[What the task requires]: Retype all of the records precisely.

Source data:
'''
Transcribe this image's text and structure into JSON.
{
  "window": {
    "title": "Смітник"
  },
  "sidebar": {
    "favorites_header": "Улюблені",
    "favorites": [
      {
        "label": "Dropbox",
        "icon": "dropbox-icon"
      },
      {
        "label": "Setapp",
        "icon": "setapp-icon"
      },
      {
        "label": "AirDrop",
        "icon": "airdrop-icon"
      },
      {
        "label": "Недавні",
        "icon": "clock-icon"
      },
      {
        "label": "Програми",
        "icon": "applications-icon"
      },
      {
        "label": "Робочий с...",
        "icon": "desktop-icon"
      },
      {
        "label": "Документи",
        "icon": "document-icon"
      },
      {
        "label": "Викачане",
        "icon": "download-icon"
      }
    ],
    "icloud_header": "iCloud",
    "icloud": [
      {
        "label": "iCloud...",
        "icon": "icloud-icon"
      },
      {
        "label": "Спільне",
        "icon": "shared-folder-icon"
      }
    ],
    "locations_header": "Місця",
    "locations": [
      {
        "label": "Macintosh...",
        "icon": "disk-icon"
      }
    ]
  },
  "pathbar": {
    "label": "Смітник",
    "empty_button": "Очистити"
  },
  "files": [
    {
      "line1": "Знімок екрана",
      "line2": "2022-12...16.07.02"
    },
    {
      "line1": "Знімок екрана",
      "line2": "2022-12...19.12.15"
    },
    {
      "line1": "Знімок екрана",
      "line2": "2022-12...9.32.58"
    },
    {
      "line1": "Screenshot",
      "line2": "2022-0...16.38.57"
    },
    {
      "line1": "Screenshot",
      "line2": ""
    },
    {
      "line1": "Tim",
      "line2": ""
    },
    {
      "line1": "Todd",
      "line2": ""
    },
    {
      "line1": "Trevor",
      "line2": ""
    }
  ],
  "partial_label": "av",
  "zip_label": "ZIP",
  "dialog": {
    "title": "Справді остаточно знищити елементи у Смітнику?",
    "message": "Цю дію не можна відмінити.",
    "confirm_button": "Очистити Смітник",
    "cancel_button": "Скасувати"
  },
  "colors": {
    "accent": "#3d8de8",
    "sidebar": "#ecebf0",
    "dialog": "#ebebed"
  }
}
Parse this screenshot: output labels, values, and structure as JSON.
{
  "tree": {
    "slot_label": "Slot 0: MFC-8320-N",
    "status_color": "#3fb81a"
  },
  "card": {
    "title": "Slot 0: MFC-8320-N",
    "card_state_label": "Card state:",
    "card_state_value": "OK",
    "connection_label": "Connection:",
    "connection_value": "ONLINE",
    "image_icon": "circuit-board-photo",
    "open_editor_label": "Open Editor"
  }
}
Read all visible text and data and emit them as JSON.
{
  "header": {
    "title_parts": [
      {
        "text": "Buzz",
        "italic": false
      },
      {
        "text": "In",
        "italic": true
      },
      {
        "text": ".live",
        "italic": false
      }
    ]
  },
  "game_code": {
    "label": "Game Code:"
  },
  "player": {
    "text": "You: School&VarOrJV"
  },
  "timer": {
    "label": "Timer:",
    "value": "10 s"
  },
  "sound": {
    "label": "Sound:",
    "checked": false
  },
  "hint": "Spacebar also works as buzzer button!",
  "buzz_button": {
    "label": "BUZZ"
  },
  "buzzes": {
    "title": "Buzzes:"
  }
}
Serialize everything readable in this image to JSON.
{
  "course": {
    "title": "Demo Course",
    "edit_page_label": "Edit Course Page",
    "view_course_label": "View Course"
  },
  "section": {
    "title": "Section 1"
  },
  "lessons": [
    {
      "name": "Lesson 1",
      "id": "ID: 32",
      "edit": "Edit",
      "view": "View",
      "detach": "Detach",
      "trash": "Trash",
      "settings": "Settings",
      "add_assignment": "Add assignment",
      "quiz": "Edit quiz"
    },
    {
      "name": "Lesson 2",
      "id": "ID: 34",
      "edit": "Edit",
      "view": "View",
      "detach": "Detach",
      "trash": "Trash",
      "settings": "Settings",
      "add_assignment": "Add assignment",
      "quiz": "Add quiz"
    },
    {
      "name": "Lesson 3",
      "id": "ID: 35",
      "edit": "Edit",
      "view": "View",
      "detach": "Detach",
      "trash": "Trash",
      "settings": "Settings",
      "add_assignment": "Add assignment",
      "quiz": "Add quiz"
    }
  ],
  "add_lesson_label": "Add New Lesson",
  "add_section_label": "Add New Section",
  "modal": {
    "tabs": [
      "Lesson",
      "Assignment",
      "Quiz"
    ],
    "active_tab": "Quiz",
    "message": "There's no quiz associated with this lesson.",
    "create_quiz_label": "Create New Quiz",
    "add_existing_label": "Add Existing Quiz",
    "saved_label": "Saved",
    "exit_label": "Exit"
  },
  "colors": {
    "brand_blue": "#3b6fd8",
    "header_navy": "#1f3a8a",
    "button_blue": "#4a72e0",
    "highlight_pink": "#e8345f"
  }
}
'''
[Task output]:
Transcribe this image's text and structure into JSON.
{
  "window": {
    "title": "Смітник"
  },
  "sidebar": {
    "favorites_header": "Улюблені",
    "favorites": [
      {
        "label": "Dropbox",
        "icon": "dropbox-icon"
      },
      {
        "label": "Setapp",
        "icon": "setapp-icon"
      },
      {
        "label": "AirDrop",
        "icon": "airdrop-icon"
      },
      {
        "label": "Недавні",
        "icon": "clock-icon"
      },
      {
        "label": "Програми",
        "icon": "applications-icon"
      },
      {
        "label": "Робочий с...",
        "icon": "desktop-icon"
      },
      {
        "label": "Документи",
        "icon": "document-icon"
      },
      {
        "label": "Викачане",
        "icon": "download-icon"
      }
    ],
    "icloud_header": "iCloud",
    "icloud": [
      {
        "label": "iCloud...",
        "icon": "icloud-icon"
      },
      {
        "label": "Спільне",
        "icon": "shared-folder-icon"
      }
    ],
    "locations_header": "Місця",
    "locations": [
      {
        "label": "Macintosh...",
        "icon": "disk-icon"
      }
    ]
  },
  "pathbar": {
    "label": "Смітник",
    "empty_button": "Очистити"
  },
  "files": [
    {
      "line1": "Знімок екрана",
      "line2": "2022-12...16.07.02"
    },
    {
      "line1": "Знімок екрана",
      "line2": "2022-12...19.12.15"
    },
    {
      "line1": "Знімок екрана",
      "line2": "2022-12...9.32.58"
    },
    {
      "line1": "Screenshot",
      "line2": "2022-0...16.38.57"
    },
    {
      "line1": "Screenshot",
      "line2": ""
    },
    {
      "line1": "Tim",
      "line2": ""
    },
    {
      "line1": "Todd",
      "line2": ""
    },
    {
      "line1": "Trevor",
      "line2": ""
    }
  ],
  "partial_label": "av",
  "zip_label": "ZIP",
  "dialog": {
    "title": "Справді остаточно знищити елементи у Смітнику?",
    "message": "Цю дію не можна відмінити.",
    "confirm_button": "Очистити Смітник",
    "cancel_button": "Скасувати"
  },
  "colors": {
    "accent": "#3d8de8",
    "sidebar": "#ecebf0",
    "dialog": "#ebebed"
  }
}
Parse this screenshot: output labels, values, and structure as JSON.
{
  "tree": {
    "slot_label": "Slot 0: MFC-8320-N",
    "status_color": "#3fb81a"
  },
  "card": {
    "title": "Slot 0: MFC-8320-N",
    "card_state_label": "Card state:",
    "card_state_value": "OK",
    "connection_label": "Connection:",
    "connection_value": "ONLINE",
    "image_icon": "circuit-board-photo",
    "open_editor_label": "Open Editor"
  }
}
Read all visible text and data and emit them as JSON.
{
  "header": {
    "title_parts": [
      {
        "text": "Buzz",
        "italic": false
      },
      {
        "text": "In",
        "italic": true
      },
      {
        "text": ".live",
        "italic": false
      }
    ]
  },
  "game_code": {
    "label": "Game Code:"
  },
  "player": {
    "text": "You: School&VarOrJV"
  },
  "timer": {
    "label": "Timer:",
    "value": "10 s"
  },
  "sound": {
    "label": "Sound:",
    "checked": false
  },
  "hint": "Spacebar also works as buzzer button!",
  "buzz_button": {
    "label": "BUZZ"
  },
  "buzzes": {
    "title": "Buzzes:"
  }
}
Serialize everything readable in this image to JSON.
{
  "course": {
    "title": "Demo Course",
    "edit_page_label": "Edit Course Page",
    "view_course_label": "View Course"
  },
  "section": {
    "title": "Section 1"
  },
  "lessons": [
    {
      "name": "Lesson 1",
      "id": "ID: 32",
      "edit": "Edit",
      "view": "View",
      "detach": "Detach",
      "trash": "Trash",
      "settings": "Settings",
      "add_assignment": "Add assignment",
      "quiz": "Edit quiz"
    },
    {
      "name": "Lesson 2",
      "id": "ID: 34",
      "edit": "Edit",
      "view": "View",
      "detach": "Detach",
      "trash": "Trash",
      "settings": "Settings",
      "add_assignment": "Add assignment",
      "quiz": "Add quiz"
    },
    {
      "name": "Lesson 3",
      "id": "ID: 35",
      "edit": "Edit",
      "view": "View",
      "detach": "Detach",
      "trash": "Trash",
      "settings": "Settings",
      "add_assignment": "Add assignment",
      "quiz": "Add quiz"
    }
  ],
  "add_lesson_label": "Add New Lesson",
  "add_section_label": "Add New Section",
  "modal": {
    "tabs": [
      "Lesson",
      "Assignment",
      "Quiz"
    ],
    "active_tab": "Quiz",
    "message": "There's no quiz associated with this lesson.",
    "create_quiz_label": "Create New Quiz",
    "add_existing_label": "Add Existing Quiz",
    "saved_label": "Saved",
    "exit_label": "Exit"
  },
  "colors": {
    "brand_blue": "#3b6fd8",
    "header_navy": "#1f3a8a",
    "button_blue": "#4a72e0",
    "highlight_pink": "#e8345f"
  }
}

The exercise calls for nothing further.